Policy on Emeriti Faculty[i]
Emeriti faculty are a valuable resource for students, programs, and the University. The Graduate School has adopted the following guidelines regarding the role of emeriti faculty:
- Faculty who retire and move into emeritus standing may, at the pleasure of the relevant student(s) and program(s), continue to serve as advisors to masters students who were under their tutelage at the time of retirement.
- With departmental approval, an emeritus faculty member can serve as a reader on a master’s thesis provided there are no other emeritus faculty members on that thesis committee.
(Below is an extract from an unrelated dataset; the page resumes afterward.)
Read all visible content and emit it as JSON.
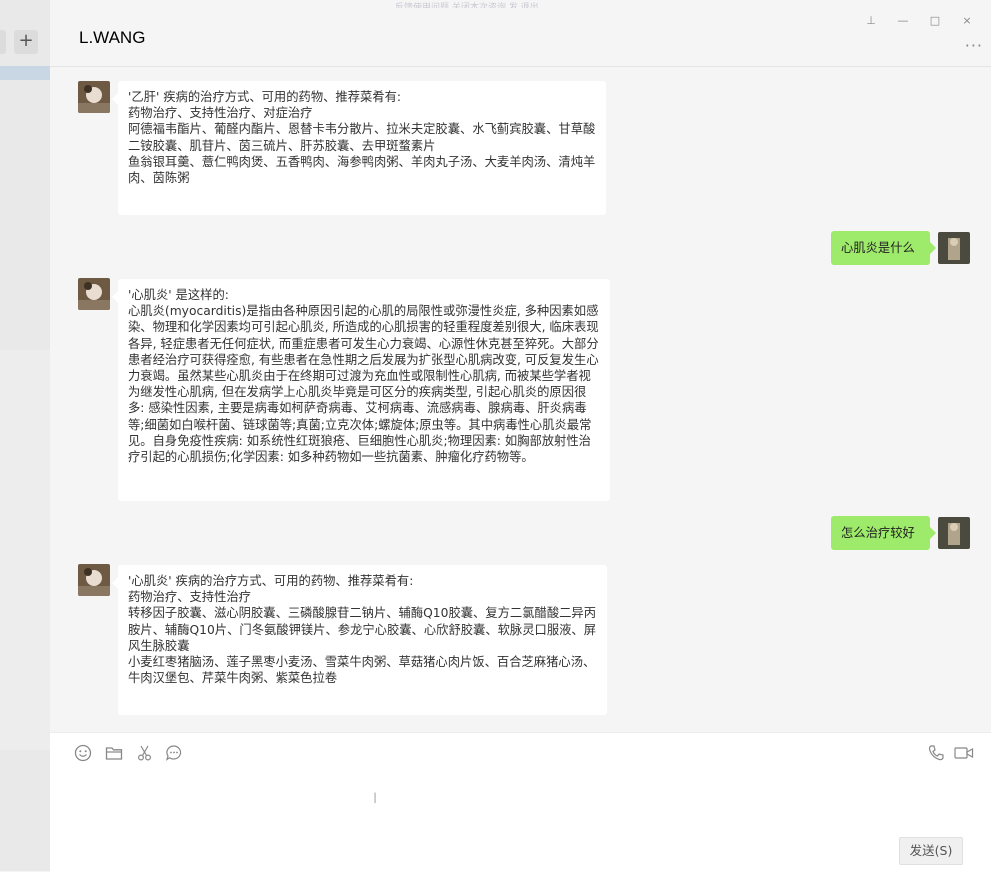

- With departmental approval, an emeritus faculty member can serve as a co-primary advisor on a master’s thesis along with a regular member of the faculty. An emeritus faculty member cannot serve as the sole primary advisor on a master’s thesis.
Financial aid for master’s students is not currently managed centrally, and it varies among programs. Prospective Master’s students who have questions about financial aid should contact the program’s DGS. Students on campus can also contact the Office of Financial Aid.
Official letters of admission for master’s students provide details of their funding packages (i.e., the number of years and levels of support). All subsequent funding decisions are made at the departmental level and depend on students’ academic progress. Students with questions or concerns regarding their funding should address them to their program’s DGS.
Please refer to other sections of this handbook for further information:
- Master’s Degree Programs
- Terminal Master’s Degrees
- 5th-Year Master’s Degrees
- Master’s Degree en route to a Ph.D.
- Concurrent Master’s Degrees
- Information for All Graduate Students
- Master’s Degree in Integrative Studies
- Part Time Status and Master’s Students